1910 Henry Dunant a Swiss businessman and social activist. During a business trip in 1859, he was witness to the aftermath of the Battle of Solferino in modern-day Italy. He recorded his memories and experiences in the book A Memory of Solferino which inspired the creation of the International Committee of the Red Cross in 1863. The 1864 Geneva Convention was based on Dunant's ideas. In 1901 he received the first Nobel Peace Prize together with Frédéric Passy
1923 Bonar Law a British Conservative Party statesman and Prime Minister. Born in the colony of New Brunswick , he is the only British Prime Minister to have been born outside the British Isles. He was also the shortest-serving Prime Minister of the 20th century, spending 211 days in office. He had a much longer tenure as Conservative Party leader, November 1911 to March 1921 and October 1922 to May 1923, where he used his business background to good advantage in promoting better organisation and efficiency. His lack of aristocratic family connections helped him broaden the base of the party to include more businessmen
1975 Gustav Ludwig Hertz a German experimental physicist and Nobel Prize winner, and a nephew of Heinrich Rudolf Hertz.
1987 Joseph Campbell an American mythologist, writer and lecturer, best known for his work in comparative mythology and comparative religion. His work is vast, covering many aspects of the human experience. His philosophy is often summarized by his phrase: "Follow your bliss."
2009 Claude Lévi-Strauss a French anthropologist and ethnologist, and has been called, along with James George Frazer and Franz Boas, the "father of modern anthropology". The work of Lévi-Strauss was also key in the development of the theory of structuralism and structural anthropology. He was honored by universities throughout the world and held the chair of Social Anthropology at the Collège de France , and was elected a member of the Académie française in 1973

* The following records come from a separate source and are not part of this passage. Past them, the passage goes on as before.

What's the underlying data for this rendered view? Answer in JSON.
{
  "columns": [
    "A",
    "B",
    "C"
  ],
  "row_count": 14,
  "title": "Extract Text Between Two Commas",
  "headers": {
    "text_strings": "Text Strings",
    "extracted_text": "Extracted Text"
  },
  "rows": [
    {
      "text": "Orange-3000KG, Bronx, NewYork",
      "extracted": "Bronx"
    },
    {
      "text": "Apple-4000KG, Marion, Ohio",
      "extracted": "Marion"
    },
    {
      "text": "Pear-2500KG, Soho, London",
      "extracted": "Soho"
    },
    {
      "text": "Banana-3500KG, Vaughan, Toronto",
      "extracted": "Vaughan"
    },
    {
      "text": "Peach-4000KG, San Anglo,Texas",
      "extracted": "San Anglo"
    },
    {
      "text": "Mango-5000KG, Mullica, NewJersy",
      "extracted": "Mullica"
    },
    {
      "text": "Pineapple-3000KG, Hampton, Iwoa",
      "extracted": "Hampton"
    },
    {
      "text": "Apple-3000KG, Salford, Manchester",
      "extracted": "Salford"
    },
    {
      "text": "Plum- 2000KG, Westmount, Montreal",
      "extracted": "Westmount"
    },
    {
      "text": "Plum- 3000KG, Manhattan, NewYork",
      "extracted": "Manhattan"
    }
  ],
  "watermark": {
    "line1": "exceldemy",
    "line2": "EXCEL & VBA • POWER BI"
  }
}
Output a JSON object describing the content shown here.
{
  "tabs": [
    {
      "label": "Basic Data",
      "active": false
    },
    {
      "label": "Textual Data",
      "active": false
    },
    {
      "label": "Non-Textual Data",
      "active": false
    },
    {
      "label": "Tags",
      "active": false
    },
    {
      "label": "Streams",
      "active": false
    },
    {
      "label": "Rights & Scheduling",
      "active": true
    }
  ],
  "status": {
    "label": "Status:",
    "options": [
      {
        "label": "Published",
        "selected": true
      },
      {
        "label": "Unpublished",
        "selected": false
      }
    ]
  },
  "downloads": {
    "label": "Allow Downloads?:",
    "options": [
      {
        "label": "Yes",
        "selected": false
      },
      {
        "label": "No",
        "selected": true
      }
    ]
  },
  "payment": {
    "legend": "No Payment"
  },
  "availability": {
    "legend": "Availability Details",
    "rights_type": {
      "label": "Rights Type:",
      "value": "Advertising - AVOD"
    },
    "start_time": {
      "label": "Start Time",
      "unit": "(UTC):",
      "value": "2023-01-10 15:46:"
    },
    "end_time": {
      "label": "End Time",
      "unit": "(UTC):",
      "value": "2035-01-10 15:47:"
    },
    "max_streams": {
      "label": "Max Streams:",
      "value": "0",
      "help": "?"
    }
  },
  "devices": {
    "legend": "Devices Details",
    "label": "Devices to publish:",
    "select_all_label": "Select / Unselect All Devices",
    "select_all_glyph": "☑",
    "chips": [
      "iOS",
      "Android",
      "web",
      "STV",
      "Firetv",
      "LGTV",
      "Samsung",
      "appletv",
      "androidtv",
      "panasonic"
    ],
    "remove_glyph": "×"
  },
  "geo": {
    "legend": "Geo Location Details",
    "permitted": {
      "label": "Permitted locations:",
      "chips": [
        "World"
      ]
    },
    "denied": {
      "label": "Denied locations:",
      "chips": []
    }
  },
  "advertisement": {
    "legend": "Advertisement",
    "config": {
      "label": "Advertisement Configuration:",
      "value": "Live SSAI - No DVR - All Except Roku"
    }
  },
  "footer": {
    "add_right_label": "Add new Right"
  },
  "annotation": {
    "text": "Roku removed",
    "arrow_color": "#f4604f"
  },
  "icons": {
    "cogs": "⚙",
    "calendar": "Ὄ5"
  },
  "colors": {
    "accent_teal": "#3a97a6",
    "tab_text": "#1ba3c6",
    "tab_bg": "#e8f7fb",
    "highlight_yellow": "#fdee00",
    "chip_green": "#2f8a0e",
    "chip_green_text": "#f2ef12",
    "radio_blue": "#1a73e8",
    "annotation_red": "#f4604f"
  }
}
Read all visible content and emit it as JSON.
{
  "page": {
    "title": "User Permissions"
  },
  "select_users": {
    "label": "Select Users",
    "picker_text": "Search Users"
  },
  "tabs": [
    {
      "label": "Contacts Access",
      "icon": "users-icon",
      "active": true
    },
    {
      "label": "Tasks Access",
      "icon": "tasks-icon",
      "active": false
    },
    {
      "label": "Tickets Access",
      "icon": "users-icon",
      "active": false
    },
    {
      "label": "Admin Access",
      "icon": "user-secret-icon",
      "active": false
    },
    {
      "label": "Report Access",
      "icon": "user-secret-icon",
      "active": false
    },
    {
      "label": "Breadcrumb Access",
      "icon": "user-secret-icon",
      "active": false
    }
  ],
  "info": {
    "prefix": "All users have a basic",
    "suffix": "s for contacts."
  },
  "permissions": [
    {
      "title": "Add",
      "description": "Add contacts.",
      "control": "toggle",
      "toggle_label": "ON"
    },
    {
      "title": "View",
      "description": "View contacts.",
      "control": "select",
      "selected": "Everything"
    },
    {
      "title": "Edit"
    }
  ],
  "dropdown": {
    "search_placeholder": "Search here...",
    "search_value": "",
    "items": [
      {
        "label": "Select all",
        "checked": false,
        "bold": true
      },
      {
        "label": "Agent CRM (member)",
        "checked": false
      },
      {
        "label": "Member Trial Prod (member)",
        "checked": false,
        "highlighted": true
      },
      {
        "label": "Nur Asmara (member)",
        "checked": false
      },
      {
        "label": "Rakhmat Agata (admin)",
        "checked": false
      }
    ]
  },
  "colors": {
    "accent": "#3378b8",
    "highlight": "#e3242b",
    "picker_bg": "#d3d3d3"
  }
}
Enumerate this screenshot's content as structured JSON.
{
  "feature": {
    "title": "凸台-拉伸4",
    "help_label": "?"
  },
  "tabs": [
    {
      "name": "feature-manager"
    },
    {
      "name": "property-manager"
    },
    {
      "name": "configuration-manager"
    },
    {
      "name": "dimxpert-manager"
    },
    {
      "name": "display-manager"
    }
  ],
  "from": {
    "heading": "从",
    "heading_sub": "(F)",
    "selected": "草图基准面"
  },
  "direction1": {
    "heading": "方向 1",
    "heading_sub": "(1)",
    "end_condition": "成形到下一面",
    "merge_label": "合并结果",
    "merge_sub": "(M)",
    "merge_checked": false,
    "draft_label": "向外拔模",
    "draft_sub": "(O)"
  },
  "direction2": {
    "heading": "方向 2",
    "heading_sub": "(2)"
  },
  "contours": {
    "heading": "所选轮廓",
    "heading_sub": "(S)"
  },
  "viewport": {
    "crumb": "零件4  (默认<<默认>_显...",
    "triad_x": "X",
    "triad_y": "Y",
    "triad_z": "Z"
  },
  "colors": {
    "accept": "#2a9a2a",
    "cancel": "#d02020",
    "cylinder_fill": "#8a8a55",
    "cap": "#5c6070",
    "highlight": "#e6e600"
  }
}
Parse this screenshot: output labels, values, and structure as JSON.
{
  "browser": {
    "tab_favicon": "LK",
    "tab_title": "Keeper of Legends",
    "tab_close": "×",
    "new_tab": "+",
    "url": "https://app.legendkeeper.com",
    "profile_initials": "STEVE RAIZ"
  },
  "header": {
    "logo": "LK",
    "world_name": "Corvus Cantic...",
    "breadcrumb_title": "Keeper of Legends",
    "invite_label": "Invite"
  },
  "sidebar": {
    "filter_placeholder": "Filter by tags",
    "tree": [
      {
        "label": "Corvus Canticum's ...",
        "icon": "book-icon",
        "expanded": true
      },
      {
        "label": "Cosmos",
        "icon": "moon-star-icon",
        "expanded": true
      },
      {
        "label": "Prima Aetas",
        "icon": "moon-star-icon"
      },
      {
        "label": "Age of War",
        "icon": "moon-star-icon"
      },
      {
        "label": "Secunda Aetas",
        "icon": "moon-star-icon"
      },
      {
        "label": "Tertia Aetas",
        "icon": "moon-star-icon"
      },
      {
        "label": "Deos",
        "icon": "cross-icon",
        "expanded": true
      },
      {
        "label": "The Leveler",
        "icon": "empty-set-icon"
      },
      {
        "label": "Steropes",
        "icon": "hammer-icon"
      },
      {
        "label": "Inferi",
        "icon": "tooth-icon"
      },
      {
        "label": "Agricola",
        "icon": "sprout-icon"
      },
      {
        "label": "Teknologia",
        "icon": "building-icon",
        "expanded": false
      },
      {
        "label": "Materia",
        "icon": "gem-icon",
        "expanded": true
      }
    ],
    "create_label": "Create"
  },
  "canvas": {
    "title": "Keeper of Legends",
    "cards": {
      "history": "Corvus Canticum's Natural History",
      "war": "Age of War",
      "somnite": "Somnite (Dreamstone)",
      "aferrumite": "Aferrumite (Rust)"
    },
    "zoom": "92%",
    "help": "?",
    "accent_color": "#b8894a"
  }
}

2010 Harry Mulisch a Dutch writer. He wrote more than 80 novels, plays, essays, poems and philosophical reflections. These have been translated into more than 30 languages